- Your objective
A word-for-word copy of the records below is needed, without the images.

===

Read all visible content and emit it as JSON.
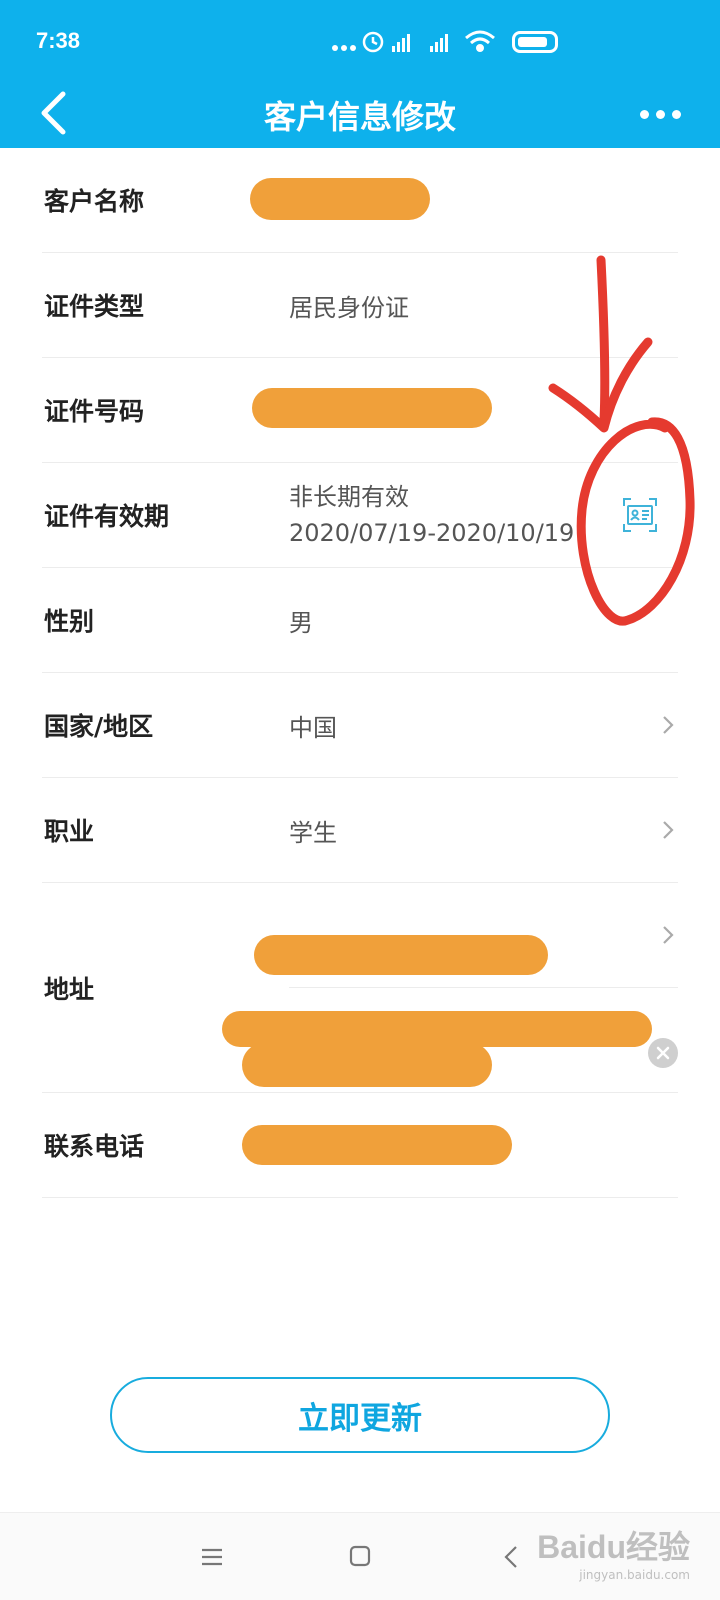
{
  "status_bar": {
    "time": "7:38"
  },
  "header": {
    "title": "客户信息修改"
  },
  "form": {
    "rows": [
      {
        "label": "客户名称",
        "value": ""
      },
      {
        "label": "证件类型",
        "value": "居民身份证"
      },
      {
        "label": "证件号码",
        "value": ""
      },
      {
        "label": "证件有效期",
        "value_line1": "非长期有效",
        "value_line2": "2020/07/19-2020/10/19"
      },
      {
        "label": "性别",
        "value": "男"
      },
      {
        "label": "国家/地区",
        "value": "中国"
      },
      {
        "label": "职业",
        "value": "学生"
      },
      {
        "label": "地址",
        "value": ""
      },
      {
        "label": "联系电话",
        "value": ""
      }
    ]
  },
  "actions": {
    "update_label": "立即更新"
  },
  "watermark": {
    "main": "Baidu经验",
    "sub": "jingyan.baidu.com"
  },
  "colors": {
    "header_bg": "#0eb1ec",
    "button_text": "#0fa6e0",
    "redaction": "#f0a03a",
    "annotation": "#e53a2f"
  }
}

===

- Written response
Read all visible content and emit it as JSON.
{
  "status_bar": {
    "time": "7:38"
  },
  "header": {
    "title": "客户信息修改"
  },
  "form": {
    "rows": [
      {
        "label": "客户名称",
        "value": ""
      },
      {
        "label": "证件类型",
        "value": "居民身份证"
      },
      {
        "label": "证件号码",
        "value": ""
      },
      {
        "label": "证件有效期",
        "value_line1": "非长期有效",
        "value_line2": "2020/07/19-2020/10/19"
      },
      {
        "label": "性别",
        "value": "男"
      },
      {
        "label": "国家/地区",
        "value": "中国"
      },
      {
        "label": "职业",
        "value": "学生"
      },
      {
        "label": "地址",
        "value": ""
      },
      {
        "label": "联系电话",
        "value": ""
      }
    ]
  },
  "actions": {
    "update_label": "立即更新"
  },
  "watermark": {
    "main": "Baidu经验",
    "sub": "jingyan.baidu.com"
  },
  "colors": {
    "header_bg": "#0eb1ec",
    "button_text": "#0fa6e0",
    "redaction": "#f0a03a",
    "annotation": "#e53a2f"
  }
}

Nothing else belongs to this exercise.